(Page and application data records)
::::::

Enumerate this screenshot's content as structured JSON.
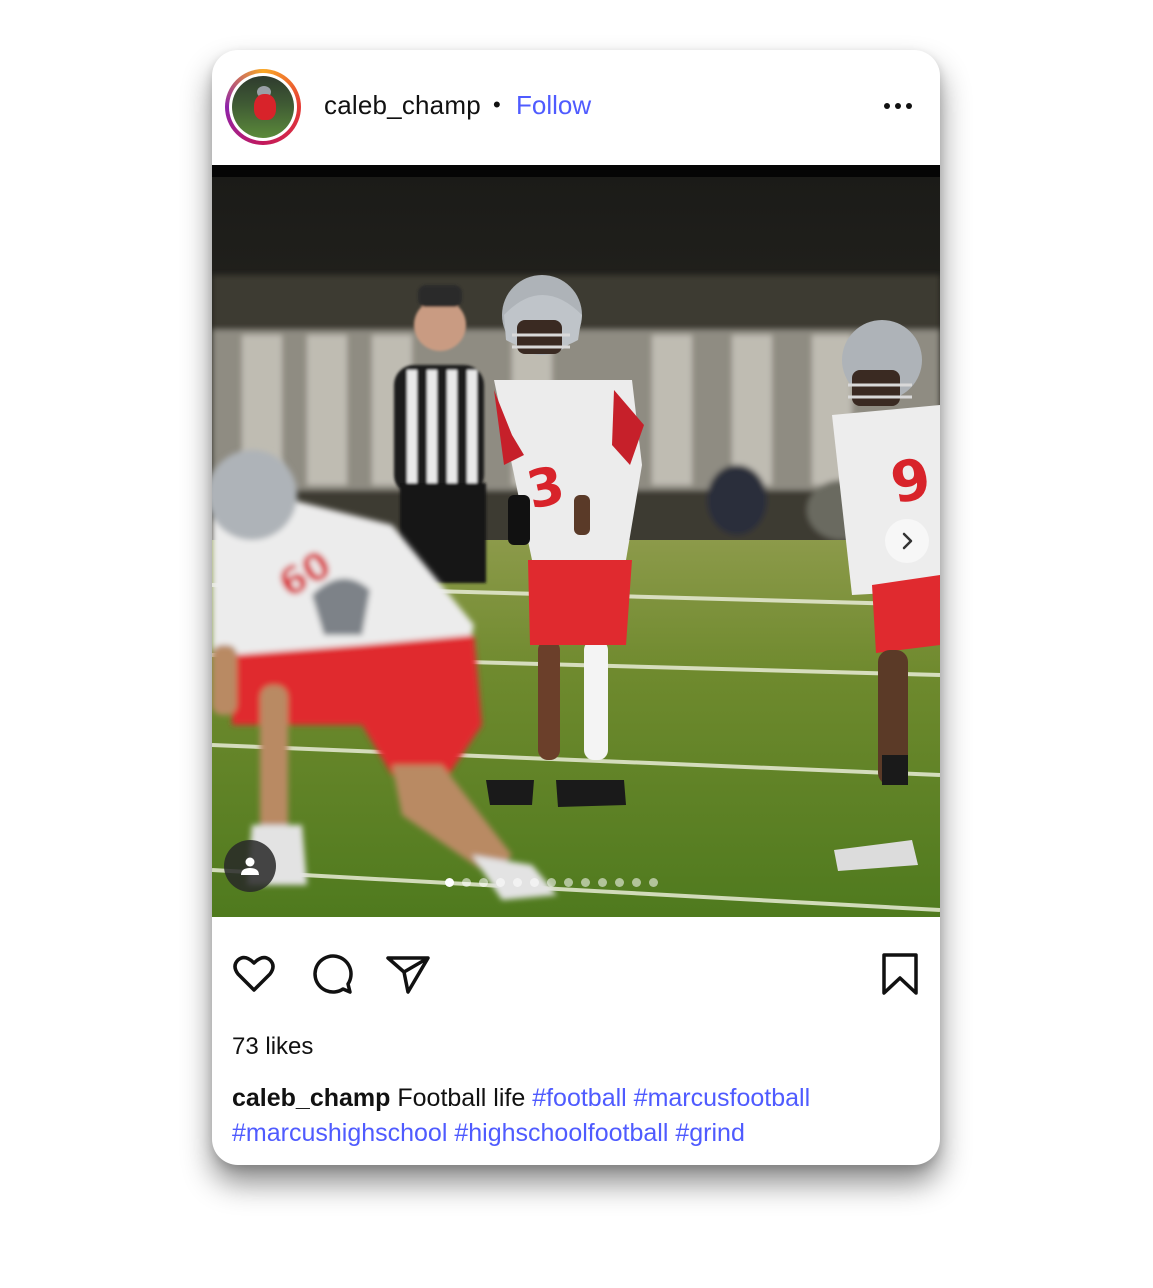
{
  "post": {
    "username": "caleb_champ",
    "separator": "•",
    "follow_label": "Follow",
    "more_icon": "more-horizontal-icon",
    "likes_text": "73 likes",
    "caption_user": "caleb_champ",
    "caption_text": "Football life",
    "hashtags": [
      "#football",
      "#marcusfootball",
      "#marcushighschool",
      "#highschoolfootball",
      "#grind"
    ],
    "carousel": {
      "slide_count": 13,
      "active_index": 0
    }
  },
  "icons": {
    "like": "heart-icon",
    "comment": "comment-icon",
    "share": "paper-plane-icon",
    "save": "bookmark-icon",
    "next": "chevron-right-icon",
    "tagged_user": "user-icon"
  },
  "colors": {
    "link_blue": "#4f5bff",
    "ring_start": "#f9a825",
    "ring_end": "#c2185b",
    "jersey_red": "#d8232a"
  }
}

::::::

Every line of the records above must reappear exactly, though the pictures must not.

Output below -
Enumerate this screenshot's content as structured JSON.
{
  "post": {
    "username": "caleb_champ",
    "separator": "•",
    "follow_label": "Follow",
    "more_icon": "more-horizontal-icon",
    "likes_text": "73 likes",
    "caption_user": "caleb_champ",
    "caption_text": "Football life",
    "hashtags": [
      "#football",
      "#marcusfootball",
      "#marcushighschool",
      "#highschoolfootball",
      "#grind"
    ],
    "carousel": {
      "slide_count": 13,
      "active_index": 0
    }
  },
  "icons": {
    "like": "heart-icon",
    "comment": "comment-icon",
    "share": "paper-plane-icon",
    "save": "bookmark-icon",
    "next": "chevron-right-icon",
    "tagged_user": "user-icon"
  },
  "colors": {
    "link_blue": "#4f5bff",
    "ring_start": "#f9a825",
    "ring_end": "#c2185b",
    "jersey_red": "#d8232a"
  }
}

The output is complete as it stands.